WHAT THE EXERCISE ASKS:
When writing out the listing below, reproduce every word exactly and skip the pictures.

DATA FOR THIS TASK:
[Start of Attachment]
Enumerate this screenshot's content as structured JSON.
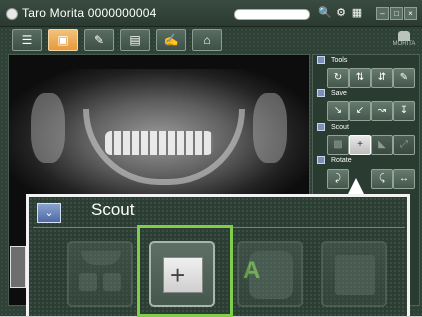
{
  "window": {
    "title": "Taro Morita  0000000004",
    "search_value": ""
  },
  "toolbar": {
    "buttons": [
      {
        "icon": "patient-list-icon"
      },
      {
        "icon": "image-view-icon"
      },
      {
        "icon": "image-tools-icon"
      },
      {
        "icon": "xray-unit-icon"
      },
      {
        "icon": "report-edit-icon"
      },
      {
        "icon": "home-icon"
      }
    ],
    "logo": "MORITA"
  },
  "panel": {
    "tools_label": "Tools",
    "save_label": "Save",
    "scout_label": "Scout",
    "rotate_label": "Rotate"
  },
  "popup": {
    "title": "Scout",
    "callout": "A"
  },
  "colors": {
    "highlight": "#7fcf4a",
    "frame": "#2c3d34"
  }
}
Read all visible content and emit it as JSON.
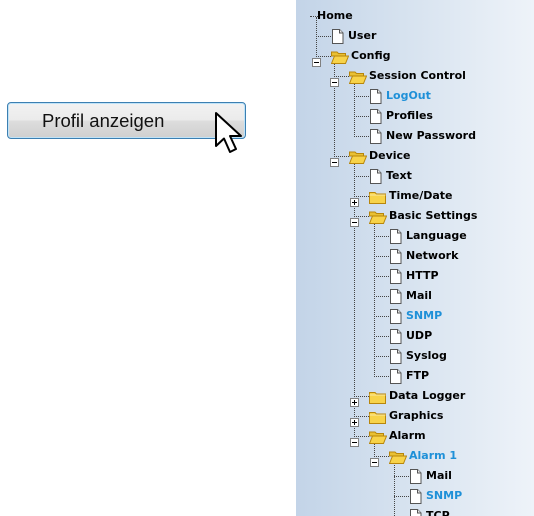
{
  "button": {
    "label": "Profil anzeigen"
  },
  "tree": {
    "items": [
      {
        "label": "Home",
        "level": 0,
        "type": "none",
        "toggle": "none",
        "highlight": false
      },
      {
        "label": "User",
        "level": 1,
        "type": "file",
        "toggle": "none",
        "highlight": false
      },
      {
        "label": "Config",
        "level": 1,
        "type": "folder-open",
        "toggle": "minus",
        "highlight": false
      },
      {
        "label": "Session Control",
        "level": 2,
        "type": "folder-open",
        "toggle": "minus",
        "highlight": false
      },
      {
        "label": "LogOut",
        "level": 3,
        "type": "file",
        "toggle": "none",
        "highlight": true
      },
      {
        "label": "Profiles",
        "level": 3,
        "type": "file",
        "toggle": "none",
        "highlight": false
      },
      {
        "label": "New Password",
        "level": 3,
        "type": "file",
        "toggle": "none",
        "highlight": false
      },
      {
        "label": "Device",
        "level": 2,
        "type": "folder-open",
        "toggle": "minus",
        "highlight": false
      },
      {
        "label": "Text",
        "level": 3,
        "type": "file",
        "toggle": "none",
        "highlight": false
      },
      {
        "label": "Time/Date",
        "level": 3,
        "type": "folder",
        "toggle": "plus",
        "highlight": false
      },
      {
        "label": "Basic Settings",
        "level": 3,
        "type": "folder-open",
        "toggle": "minus",
        "highlight": false
      },
      {
        "label": "Language",
        "level": 4,
        "type": "file",
        "toggle": "none",
        "highlight": false
      },
      {
        "label": "Network",
        "level": 4,
        "type": "file",
        "toggle": "none",
        "highlight": false
      },
      {
        "label": "HTTP",
        "level": 4,
        "type": "file",
        "toggle": "none",
        "highlight": false
      },
      {
        "label": "Mail",
        "level": 4,
        "type": "file",
        "toggle": "none",
        "highlight": false
      },
      {
        "label": "SNMP",
        "level": 4,
        "type": "file",
        "toggle": "none",
        "highlight": true
      },
      {
        "label": "UDP",
        "level": 4,
        "type": "file",
        "toggle": "none",
        "highlight": false
      },
      {
        "label": "Syslog",
        "level": 4,
        "type": "file",
        "toggle": "none",
        "highlight": false
      },
      {
        "label": "FTP",
        "level": 4,
        "type": "file",
        "toggle": "none",
        "highlight": false
      },
      {
        "label": "Data Logger",
        "level": 3,
        "type": "folder",
        "toggle": "plus",
        "highlight": false
      },
      {
        "label": "Graphics",
        "level": 3,
        "type": "folder",
        "toggle": "plus",
        "highlight": false
      },
      {
        "label": "Alarm",
        "level": 3,
        "type": "folder-open",
        "toggle": "minus",
        "highlight": false
      },
      {
        "label": "Alarm 1",
        "level": 4,
        "type": "folder-open",
        "toggle": "minus",
        "highlight": true
      },
      {
        "label": "Mail",
        "level": 5,
        "type": "file",
        "toggle": "none",
        "highlight": false
      },
      {
        "label": "SNMP",
        "level": 5,
        "type": "file",
        "toggle": "none",
        "highlight": true
      },
      {
        "label": "TCP",
        "level": 5,
        "type": "file",
        "toggle": "none",
        "highlight": false
      }
    ]
  },
  "colors": {
    "link_blue": "#1e90d8",
    "folder_yellow": "#f7d34a",
    "button_border": "#3c7fb1"
  },
  "icons": [
    "mouse-pointer-icon",
    "file-icon",
    "folder-icon",
    "folder-open-icon",
    "tree-expand-icon",
    "tree-collapse-icon"
  ]
}
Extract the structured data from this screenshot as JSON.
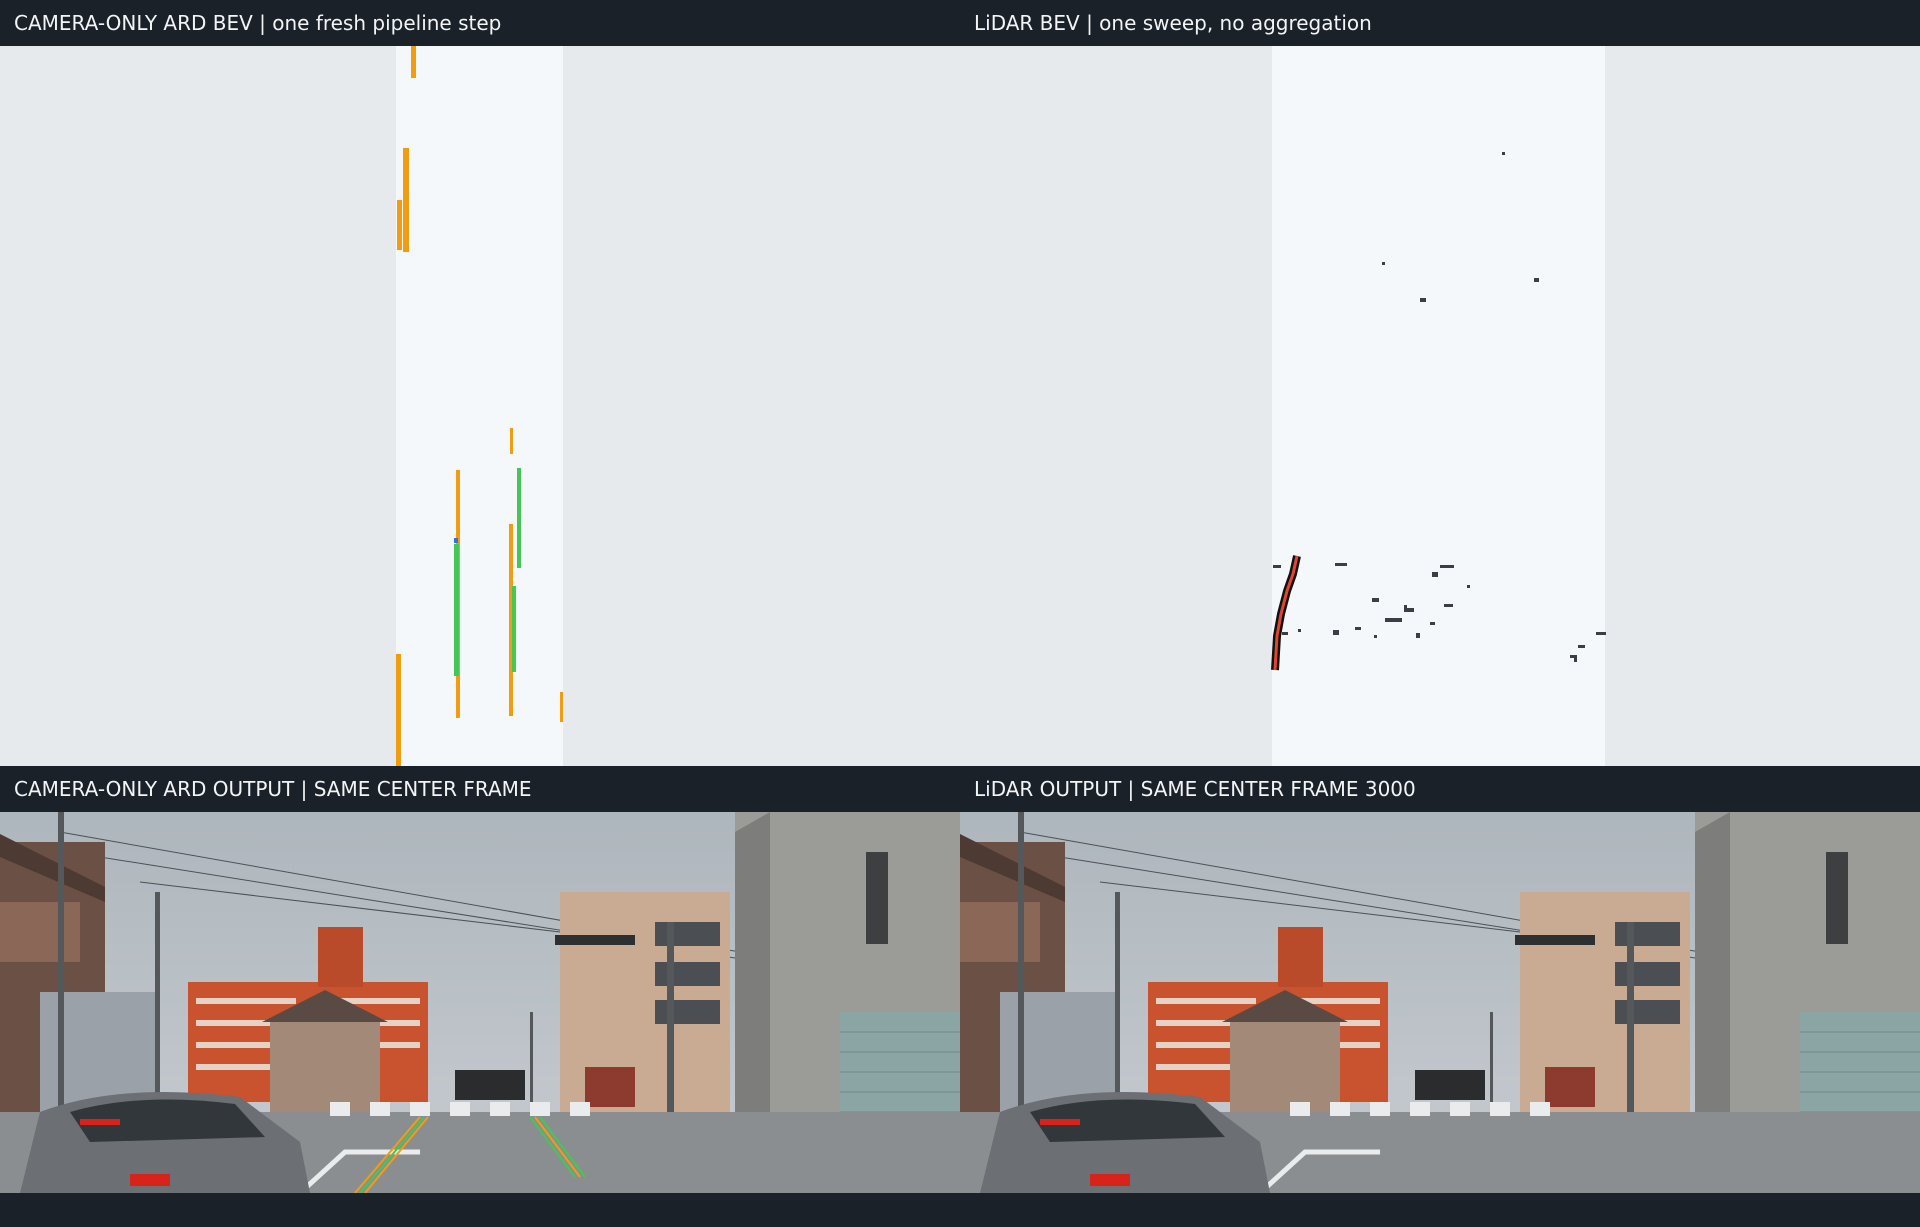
{
  "panels": {
    "camera_bev": {
      "title": "CAMERA-ONLY ARD BEV | one fresh pipeline step"
    },
    "lidar_bev": {
      "title": "LiDAR BEV | one sweep, no aggregation"
    },
    "camera_output": {
      "title": "CAMERA-ONLY ARD OUTPUT | SAME CENTER FRAME"
    },
    "lidar_output": {
      "title": "LiDAR OUTPUT | SAME CENTER FRAME 3000"
    }
  },
  "colors": {
    "header_bg": "#1a2129",
    "bev_background": "#e6eaed",
    "bev_strip": "#f5f8fa",
    "camera_lane_marks": "#f29c12",
    "camera_green_marks": "#44c755",
    "lidar_points": "#3a3f45",
    "lidar_curb": "#e0452f"
  }
}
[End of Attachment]
ANSWER TO THIS PROBLEM:
Enumerate this screenshot's content as structured JSON.
{
  "window": {
    "title": "Taro Morita  0000000004",
    "search_value": ""
  },
  "toolbar": {
    "buttons": [
      {
        "icon": "patient-list-icon"
      },
      {
        "icon": "image-view-icon"
      },
      {
        "icon": "image-tools-icon"
      },
      {
        "icon": "xray-unit-icon"
      },
      {
        "icon": "report-edit-icon"
      },
      {
        "icon": "home-icon"
      }
    ],
    "logo": "MORITA"
  },
  "panel": {
    "tools_label": "Tools",
    "save_label": "Save",
    "scout_label": "Scout",
    "rotate_label": "Rotate"
  },
  "popup": {
    "title": "Scout",
    "callout": "A"
  },
  "colors": {
    "highlight": "#7fcf4a",
    "frame": "#2c3d34"
  }
}
Read all visible content and emit it as JSON.
{
  "button": {
    "label": "Profil anzeigen"
  },
  "tree": {
    "items": [
      {
        "label": "Home",
        "level": 0,
        "type": "none",
        "toggle": "none",
        "highlight": false
      },
      {
        "label": "User",
        "level": 1,
        "type": "file",
        "toggle": "none",
        "highlight": false
      },
      {
        "label": "Config",
        "level": 1,
        "type": "folder-open",
        "toggle": "minus",
        "highlight": false
      },
      {
        "label": "Session Control",
        "level": 2,
        "type": "folder-open",
        "toggle": "minus",
        "highlight": false
      },
      {
        "label": "LogOut",
        "level": 3,
        "type": "file",
        "toggle": "none",
        "highlight": true
      },
      {
        "label": "Profiles",
        "level": 3,
        "type": "file",
        "toggle": "none",
        "highlight": false
      },
      {
        "label": "New Password",
        "level": 3,
        "type": "file",
        "toggle": "none",
        "highlight": false
      },
      {
        "label": "Device",
        "level": 2,
        "type": "folder-open",
        "toggle": "minus",
        "highlight": false
      },
      {
        "label": "Text",
        "level": 3,
        "type": "file",
        "toggle": "none",
        "highlight": false
      },
      {
        "label": "Time/Date",
        "level": 3,
        "type": "folder",
        "toggle": "plus",
        "highlight": false
      },
      {
        "label": "Basic Settings",
        "level": 3,
        "type": "folder-open",
        "toggle": "minus",
        "highlight": false
      },
      {
        "label": "Language",
        "level": 4,
        "type": "file",
        "toggle": "none",
        "highlight": false
      },
      {
        "label": "Network",
        "level": 4,
        "type": "file",
        "toggle": "none",
        "highlight": false
      },
      {
        "label": "HTTP",
        "level": 4,
        "type": "file",
        "toggle": "none",
        "highlight": false
      },
      {
        "label": "Mail",
        "level": 4,
        "type": "file",
        "toggle": "none",
        "highlight": false
      },
      {
        "label": "SNMP",
        "level": 4,
        "type": "file",
        "toggle": "none",
        "highlight": true
      },
      {
        "label": "UDP",
        "level": 4,
        "type": "file",
        "toggle": "none",
        "highlight": false
      },
      {
        "label": "Syslog",
        "level": 4,
        "type": "file",
        "toggle": "none",
        "highlight": false
      },
      {
        "label": "FTP",
        "level": 4,
        "type": "file",
        "toggle": "none",
        "highlight": false
      },
      {
        "label": "Data Logger",
        "level": 3,
        "type": "folder",
        "toggle": "plus",
        "highlight": false
      },
      {
        "label": "Graphics",
        "level": 3,
        "type": "folder",
        "toggle": "plus",
        "highlight": false
      },
      {
        "label": "Alarm",
        "level": 3,
        "type": "folder-open",
        "toggle": "minus",
        "highlight": false
      },
      {
        "label": "Alarm 1",
        "level": 4,
        "type": "folder-open",
        "toggle": "minus",
        "highlight": true
      },
      {
        "label": "Mail",
        "level": 5,
        "type": "file",
        "toggle": "none",
        "highlight": false
      },
      {
        "label": "SNMP",
        "level": 5,
        "type": "file",
        "toggle": "none",
        "highlight": true
      },
      {
        "label": "TCP",
        "level": 5,
        "type": "file",
        "toggle": "none",
        "highlight": false
      }
    ]
  },
  "colors": {
    "link_blue": "#1e90d8",
    "folder_yellow": "#f7d34a",
    "button_border": "#3c7fb1"
  },
  "icons": [
    "mouse-pointer-icon",
    "file-icon",
    "folder-icon",
    "folder-open-icon",
    "tree-expand-icon",
    "tree-collapse-icon"
  ]
}
Extract the structured data from this screenshot as JSON.
{
  "panels": {
    "camera_bev": {
      "title": "CAMERA-ONLY ARD BEV | one fresh pipeline step"
    },
    "lidar_bev": {
      "title": "LiDAR BEV | one sweep, no aggregation"
    },
    "camera_output": {
      "title": "CAMERA-ONLY ARD OUTPUT | SAME CENTER FRAME"
    },
    "lidar_output": {
      "title": "LiDAR OUTPUT | SAME CENTER FRAME 3000"
    }
  },
  "colors": {
    "header_bg": "#1a2129",
    "bev_background": "#e6eaed",
    "bev_strip": "#f5f8fa",
    "camera_lane_marks": "#f29c12",
    "camera_green_marks": "#44c755",
    "lidar_points": "#3a3f45",
    "lidar_curb": "#e0452f"
  }
}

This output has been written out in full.